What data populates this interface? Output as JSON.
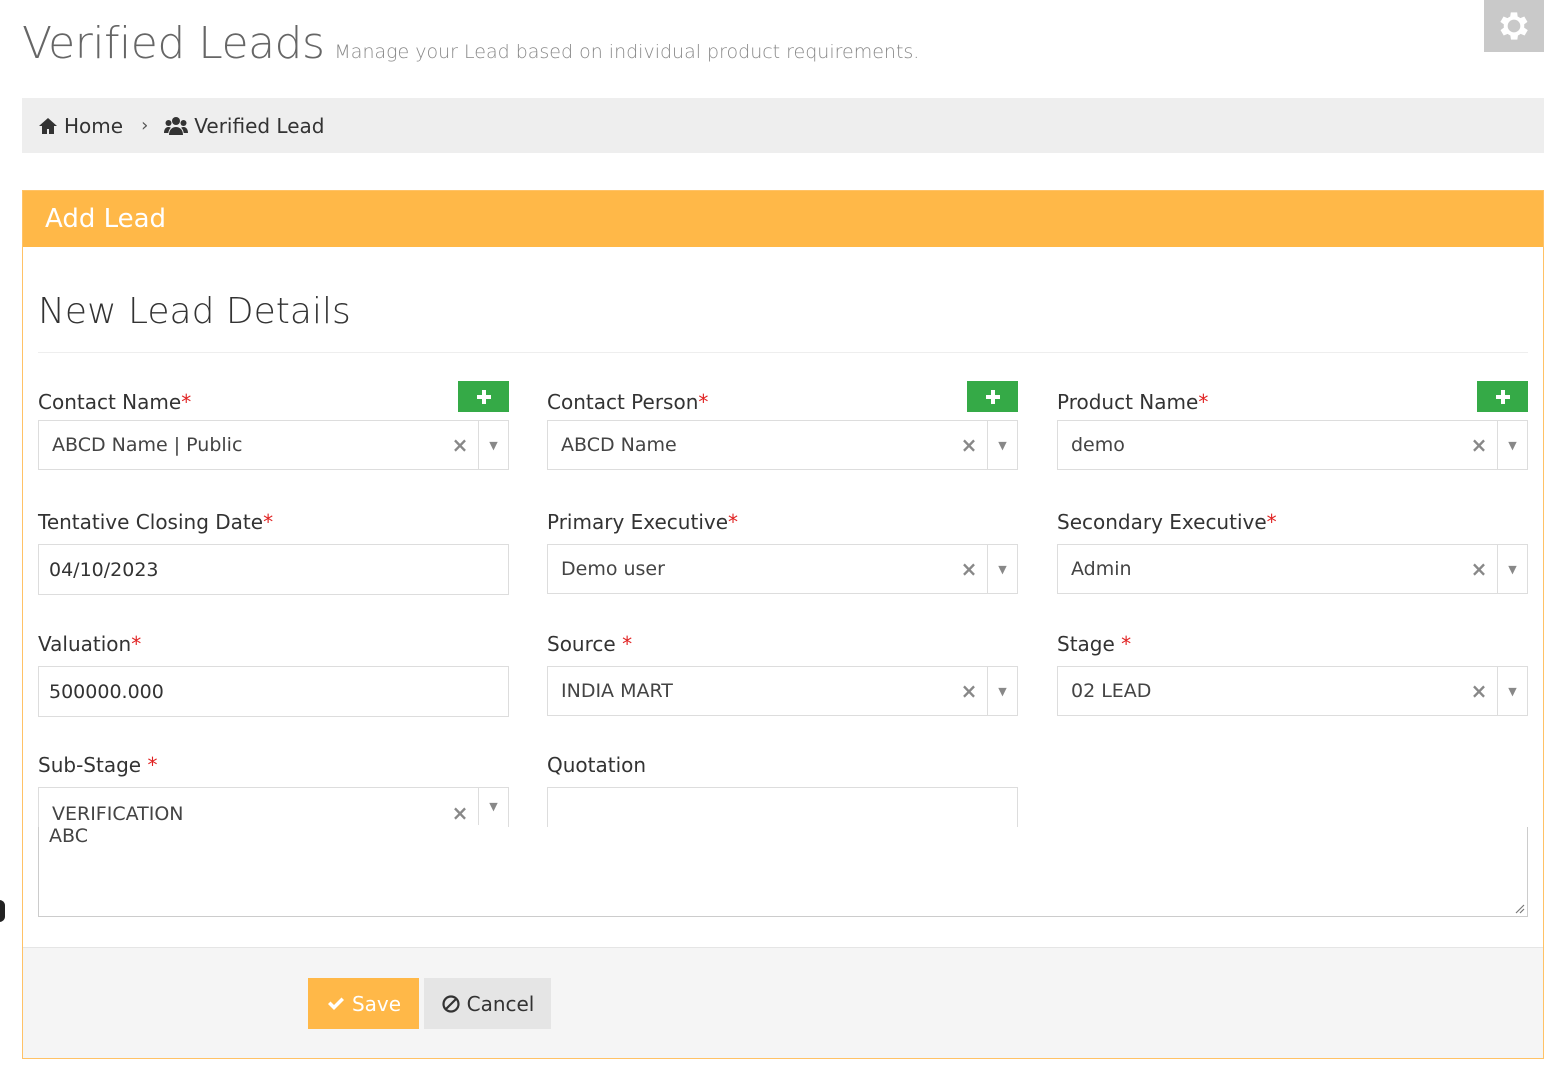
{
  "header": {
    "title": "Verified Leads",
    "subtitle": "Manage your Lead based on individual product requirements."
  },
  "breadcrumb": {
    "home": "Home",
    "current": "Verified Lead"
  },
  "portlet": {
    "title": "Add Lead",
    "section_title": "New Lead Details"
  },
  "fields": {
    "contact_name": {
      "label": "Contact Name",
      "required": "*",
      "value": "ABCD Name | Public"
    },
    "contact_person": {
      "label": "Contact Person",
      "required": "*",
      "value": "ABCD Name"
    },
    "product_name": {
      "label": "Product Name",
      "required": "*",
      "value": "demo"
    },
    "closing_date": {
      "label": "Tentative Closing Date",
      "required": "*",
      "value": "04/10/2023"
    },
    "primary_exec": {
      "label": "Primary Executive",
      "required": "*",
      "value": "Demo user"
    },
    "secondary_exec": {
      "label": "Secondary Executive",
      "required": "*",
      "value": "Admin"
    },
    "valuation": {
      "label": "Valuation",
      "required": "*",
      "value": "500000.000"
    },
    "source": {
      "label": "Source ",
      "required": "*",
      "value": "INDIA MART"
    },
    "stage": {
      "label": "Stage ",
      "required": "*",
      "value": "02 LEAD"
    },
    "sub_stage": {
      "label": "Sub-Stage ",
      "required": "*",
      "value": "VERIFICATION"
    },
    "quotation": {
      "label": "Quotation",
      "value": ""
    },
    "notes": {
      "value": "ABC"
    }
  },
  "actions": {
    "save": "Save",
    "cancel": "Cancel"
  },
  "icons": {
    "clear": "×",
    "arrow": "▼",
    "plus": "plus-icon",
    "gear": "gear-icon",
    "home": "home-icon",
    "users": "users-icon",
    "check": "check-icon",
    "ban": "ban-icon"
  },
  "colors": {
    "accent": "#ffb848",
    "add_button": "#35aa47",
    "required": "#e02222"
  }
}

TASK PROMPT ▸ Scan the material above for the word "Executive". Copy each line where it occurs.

RESULT OF THIS EXERCISE ▸
      "label": "Primary Executive",
      "label": "Secondary Executive",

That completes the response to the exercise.